However, New Taipei City Mayor Hou Yu-ih (侯友宜) on Wednesday recommended a phased approach to the easing of COVID restrictions, CNA reported. He based his concern on the fact that it took only four days for the number of daily local infections in the city to balloon from just a few to over a hundred in May, while it took four weeks to see a decline back to single digits.

While Hou said he would respect the CECC’s decision, which is expected within two days, he added that his government had been discussing alternative proposals for a gradual shift from Level 3 to 2. Though he did not reveal details, the mayor said the easing of the restrictions would come in stages, befitting the local situation in New Taipei City.

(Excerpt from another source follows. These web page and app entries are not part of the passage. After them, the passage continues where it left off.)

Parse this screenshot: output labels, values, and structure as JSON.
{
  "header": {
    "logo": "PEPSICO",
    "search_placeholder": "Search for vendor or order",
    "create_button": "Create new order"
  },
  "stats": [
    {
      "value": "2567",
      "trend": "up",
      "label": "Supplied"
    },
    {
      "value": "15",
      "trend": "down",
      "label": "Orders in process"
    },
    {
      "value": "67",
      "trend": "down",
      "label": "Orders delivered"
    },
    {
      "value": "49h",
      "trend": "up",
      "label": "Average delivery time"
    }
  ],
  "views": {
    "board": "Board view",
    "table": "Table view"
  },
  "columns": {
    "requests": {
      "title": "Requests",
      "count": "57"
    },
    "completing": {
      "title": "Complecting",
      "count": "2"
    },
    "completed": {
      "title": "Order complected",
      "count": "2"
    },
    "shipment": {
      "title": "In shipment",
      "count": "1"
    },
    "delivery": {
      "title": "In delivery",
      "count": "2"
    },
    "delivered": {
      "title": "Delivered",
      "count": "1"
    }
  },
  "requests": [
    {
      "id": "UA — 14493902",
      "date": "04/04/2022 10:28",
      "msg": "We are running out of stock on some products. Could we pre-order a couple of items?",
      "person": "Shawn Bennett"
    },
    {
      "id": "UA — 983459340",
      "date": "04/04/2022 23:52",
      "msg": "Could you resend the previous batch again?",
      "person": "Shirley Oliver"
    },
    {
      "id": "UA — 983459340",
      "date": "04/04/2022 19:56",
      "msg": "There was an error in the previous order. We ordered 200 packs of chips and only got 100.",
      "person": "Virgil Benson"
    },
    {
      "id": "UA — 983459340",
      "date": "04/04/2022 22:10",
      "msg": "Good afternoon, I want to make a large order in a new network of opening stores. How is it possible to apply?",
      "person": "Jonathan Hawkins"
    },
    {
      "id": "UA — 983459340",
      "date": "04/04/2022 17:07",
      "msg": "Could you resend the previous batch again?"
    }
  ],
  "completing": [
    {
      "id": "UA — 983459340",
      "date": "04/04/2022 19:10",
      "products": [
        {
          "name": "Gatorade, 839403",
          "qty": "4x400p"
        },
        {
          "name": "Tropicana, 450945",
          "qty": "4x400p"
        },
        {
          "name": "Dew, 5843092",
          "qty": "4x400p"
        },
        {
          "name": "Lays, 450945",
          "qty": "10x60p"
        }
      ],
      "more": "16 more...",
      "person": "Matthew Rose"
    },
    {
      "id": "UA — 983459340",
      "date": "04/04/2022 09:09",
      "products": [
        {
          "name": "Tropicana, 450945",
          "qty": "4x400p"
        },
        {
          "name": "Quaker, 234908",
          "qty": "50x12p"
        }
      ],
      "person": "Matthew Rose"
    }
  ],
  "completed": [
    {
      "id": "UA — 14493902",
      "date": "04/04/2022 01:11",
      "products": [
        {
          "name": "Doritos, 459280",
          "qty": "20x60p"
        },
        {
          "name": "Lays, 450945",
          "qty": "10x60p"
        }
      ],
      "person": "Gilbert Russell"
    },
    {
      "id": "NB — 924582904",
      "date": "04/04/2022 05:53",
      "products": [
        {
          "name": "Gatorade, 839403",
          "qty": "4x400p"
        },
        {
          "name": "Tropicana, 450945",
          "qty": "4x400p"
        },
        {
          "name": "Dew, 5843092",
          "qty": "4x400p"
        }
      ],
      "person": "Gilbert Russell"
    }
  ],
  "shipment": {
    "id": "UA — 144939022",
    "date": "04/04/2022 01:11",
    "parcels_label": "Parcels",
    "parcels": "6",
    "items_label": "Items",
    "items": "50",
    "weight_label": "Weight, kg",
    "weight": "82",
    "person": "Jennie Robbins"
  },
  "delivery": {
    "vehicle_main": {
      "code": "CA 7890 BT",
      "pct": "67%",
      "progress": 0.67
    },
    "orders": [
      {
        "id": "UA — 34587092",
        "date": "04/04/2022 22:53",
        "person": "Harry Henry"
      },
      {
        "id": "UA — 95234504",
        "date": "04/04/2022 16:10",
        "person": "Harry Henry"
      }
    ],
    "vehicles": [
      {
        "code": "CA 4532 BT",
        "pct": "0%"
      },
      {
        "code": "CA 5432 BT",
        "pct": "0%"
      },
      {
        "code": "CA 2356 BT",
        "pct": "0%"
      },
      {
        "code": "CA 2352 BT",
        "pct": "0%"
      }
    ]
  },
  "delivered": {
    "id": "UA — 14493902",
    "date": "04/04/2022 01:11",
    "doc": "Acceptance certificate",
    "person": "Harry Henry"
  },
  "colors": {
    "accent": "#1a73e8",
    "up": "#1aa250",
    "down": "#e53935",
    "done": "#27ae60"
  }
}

When the CECC first announced its decision to allow indoor dining at restaurants to resume from July 13, Hou was one of the first to reject the move. Eventually, all but one region, Penghu County, followed suit in maintaining the ban.

The current Level 3 alert bans gatherings of more than four people indoors and nine people outdoors, and mask-wearing is compulsory outside of the home.

Despite Hou’s caution, New Taipei City nevertheless announced that from July 22, it would accept online reservations to visit five museums and one park that had been closed due to the COVID outbreak. The list included a ceramics museum in Yingge, a gold museum in Ruifang, a tea museum in Pinglin, museums in Bali and Danshui, and the Lin Family gardens in Banqiao, CNA reported.


Updated : 2021-07-29 17:32 GMT+08:00